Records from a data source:

#####

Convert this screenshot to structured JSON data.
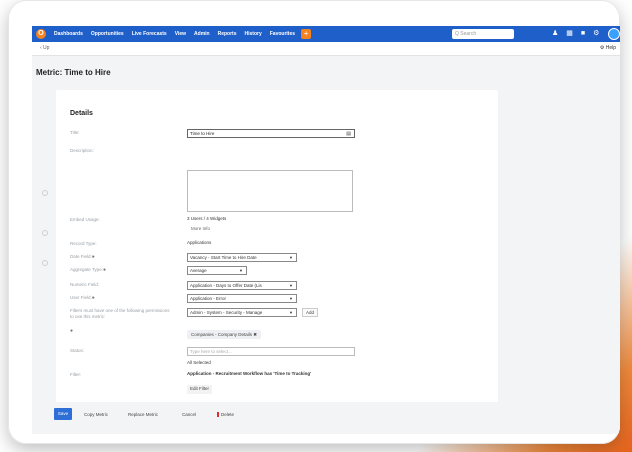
{
  "topbar": {
    "logo": "O",
    "nav": [
      "Dashboards",
      "Opportunities",
      "Live Forecasts",
      "View",
      "Admin",
      "Reports",
      "History",
      "Favourites"
    ],
    "plus": "+",
    "search_placeholder": "Q Search"
  },
  "subbar": {
    "breadcrumb": "‹ Up",
    "help": "⚙ Help"
  },
  "page_title": "Metric: Time to Hire",
  "details": {
    "section_title": "Details",
    "title_label": "Title:",
    "title_value": "Time to Hire",
    "description_label": "Description:",
    "embed_label": "Embed Usage:",
    "embed_value": "3 Users / 4 Widgets",
    "more_info": "More Info",
    "record_type_label": "Record Type:",
    "record_type_value": "Applications",
    "date_field_label": "Date Field:",
    "date_field_value": "Vacancy - Start Time to Hire Date",
    "aggregate_label": "Aggregate Type:",
    "aggregate_value": "Average",
    "numeric_label": "Numeric Field:",
    "numeric_value": "Application - Days to Offer Date (Lis",
    "user_field_label": "User Field:",
    "user_field_value": "Application - Error",
    "filters_label": "Filters must have one of the following permissions to use this metric:",
    "permission_value": "Admin - System - Security - Manage",
    "add_button": "Add",
    "chip": "Companies - Company Details ✖",
    "status_label": "Status:",
    "status_placeholder": "Type here to select...",
    "all_selected": "All Selected",
    "filter_label": "Filter:",
    "filter_value": "Application - Recruitment Workflow has 'Time to Tracking'",
    "edit_filter": "Edit Filter"
  },
  "footer": {
    "save": "Save",
    "copy": "Copy Metric",
    "replace": "Replace Metric",
    "cancel": "Cancel",
    "delete": "Delete"
  },
  "colors": {
    "nav": "#1f5fc9",
    "accent": "#f58220",
    "save": "#2d6fd6"
  }
}
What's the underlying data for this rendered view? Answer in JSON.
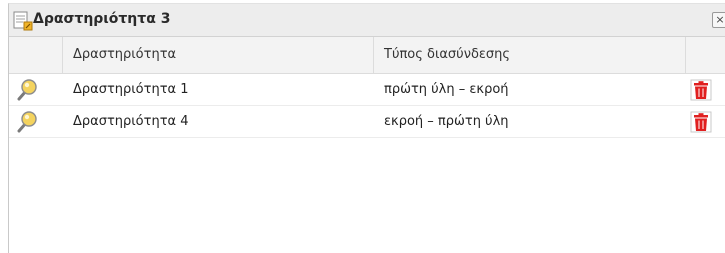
{
  "window": {
    "title": "Δραστηριότητα 3",
    "close_label": "×"
  },
  "table": {
    "columns": [
      "",
      "Δραστηριότητα",
      "Τύπος διασύνδεσης",
      ""
    ],
    "rows": [
      {
        "activity": "Δραστηριότητα 1",
        "link_type": "πρώτη ύλη – εκροή",
        "view_icon": "magnifier-icon",
        "delete_icon": "trash-icon"
      },
      {
        "activity": "Δραστηριότητα 4",
        "link_type": "εκροή – πρώτη ύλη",
        "view_icon": "magnifier-icon",
        "delete_icon": "trash-icon"
      }
    ]
  },
  "colors": {
    "title_bar": "#ededed",
    "header_bg": "#f3f3f3",
    "delete_red": "#e02020",
    "magnifier_yellow": "#f4d35e"
  }
}
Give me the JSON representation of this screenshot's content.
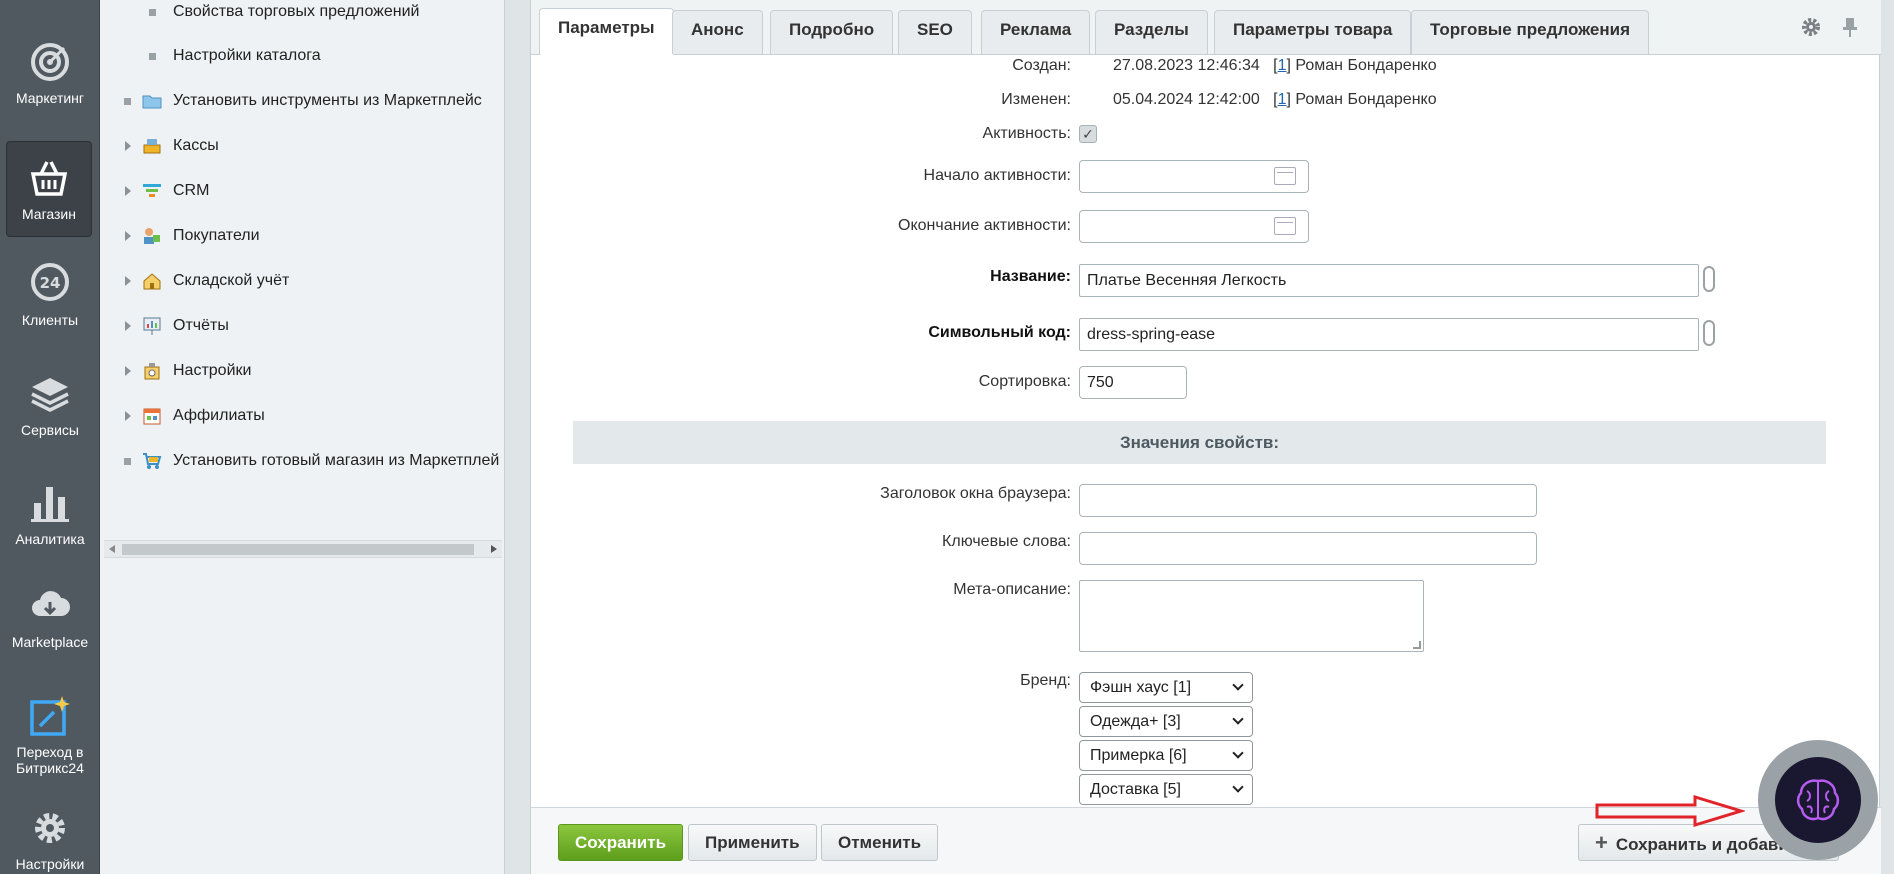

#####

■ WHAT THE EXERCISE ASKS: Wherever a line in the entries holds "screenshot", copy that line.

■ FINISHED EXERCISE:
Convert this screenshot to structured JSON data.
Give me the JSON representation of this screenshot's content.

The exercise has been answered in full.